Ukraine loses one percent of gross domestic product as a result of corruption in state enterprises, according to the country’s economy ministry. There is “tremendous corruption” among the 3,733 companies in the state’s enterprise sector, where resistance to change is “enormous,” Deputy Minister of Economy, Trade and Agriculture, Pavlo Kuchta said in a statement.
The National Anti-Corruption Bureau (NABU) estimated the state’s losses from corruption at 18 billion hryvnia, which amounts to 0.5 percent of Ukraine’s GDP. The minister added that “losses on unpaid procedures will be at least the same amount, that is, we lose one percent of GDP due to corruption in public companies.”
The impact of fraud on Ukrainian businesses was revealed in a poll in 2018 conducted by PricewaterhouseCoopers (PwC) which found that in 73 percent of Ukrainian companies faced corruption and bribery – compared to 56 percent in 2016. By comparison, the global average is 25 percent.
One third of the companies surveyed in Ukraine said that they have received bribery offer in the last two years. In general, almost half of respondents believe that they have been subject to economic crimes – 5 percent more than two years ago. According to PwC, illegal seizure of assets (62% in 2016, 46% in 2018) and fraud in the procurement sector (25% and 33%) remain the most common examples of such crimes in Ukraine, along with corruption and bribes.
In recent years, Kyiv has developed new anti-corruption structures such as a specialised investigative agency (NABU) and prosecution service (SAPU) and the election of Volodymyr Zelensky as president of Ukraine in May brought with it fresh hopes that crack down on the corruption will continue.

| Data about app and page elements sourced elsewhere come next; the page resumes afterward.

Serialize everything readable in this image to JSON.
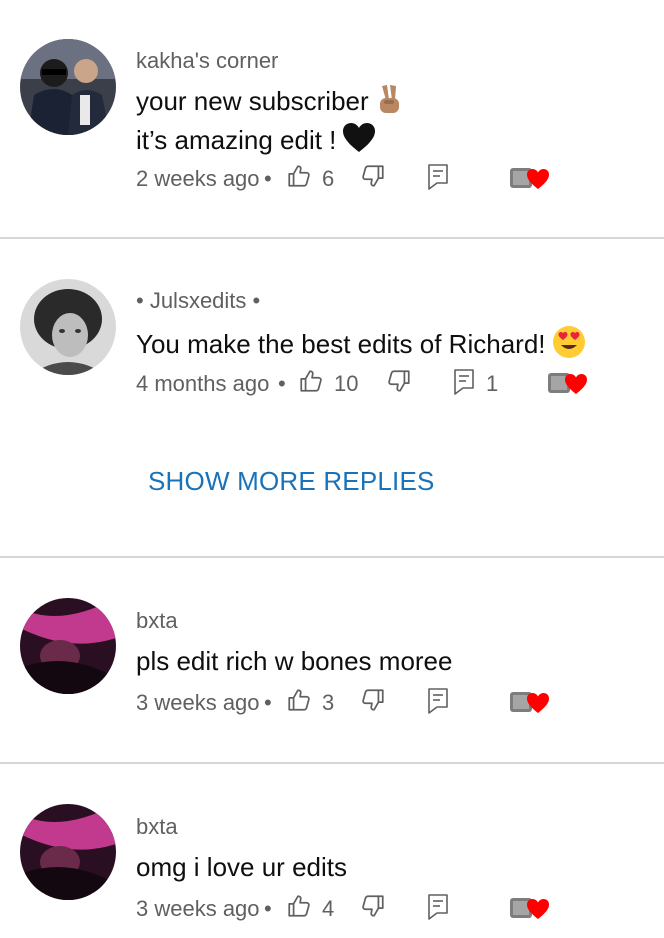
{
  "comments": [
    {
      "author": "kakha's corner",
      "lines": [
        "your new subscriber",
        "it’s amazing edit !"
      ],
      "line_emojis": [
        "victory-hand-emoji",
        "black-heart-emoji"
      ],
      "timestamp": "2 weeks ago",
      "likes": "6",
      "replies": ""
    },
    {
      "author": "• Julsxedits •",
      "lines": [
        "You make the best edits of Richard!"
      ],
      "line_emojis": [
        "heart-eyes-emoji"
      ],
      "timestamp": "4 months ago",
      "likes": "10",
      "replies": "1"
    },
    {
      "author": "bxta",
      "lines": [
        "pls edit rich w bones moree"
      ],
      "timestamp": "3 weeks ago",
      "likes": "3",
      "replies": ""
    },
    {
      "author": "bxta",
      "lines": [
        "omg i love ur edits"
      ],
      "timestamp": "3 weeks ago",
      "likes": "4",
      "replies": ""
    }
  ],
  "show_more_replies": "SHOW MORE REPLIES",
  "separator": "•",
  "icons": {
    "like": "thumbs-up-icon",
    "dislike": "thumbs-down-icon",
    "reply": "reply-icon",
    "creator_heart": "creator-heart-icon"
  },
  "colors": {
    "link": "#1a73b8",
    "secondary_text": "#606060",
    "heart": "#ff0000"
  }
}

In September Zelensky’s government won plaudits for establishing a long-awaited Supreme Anti-Corruption Court, finally fulfilling one of the main demands of the IMF and other Western donors.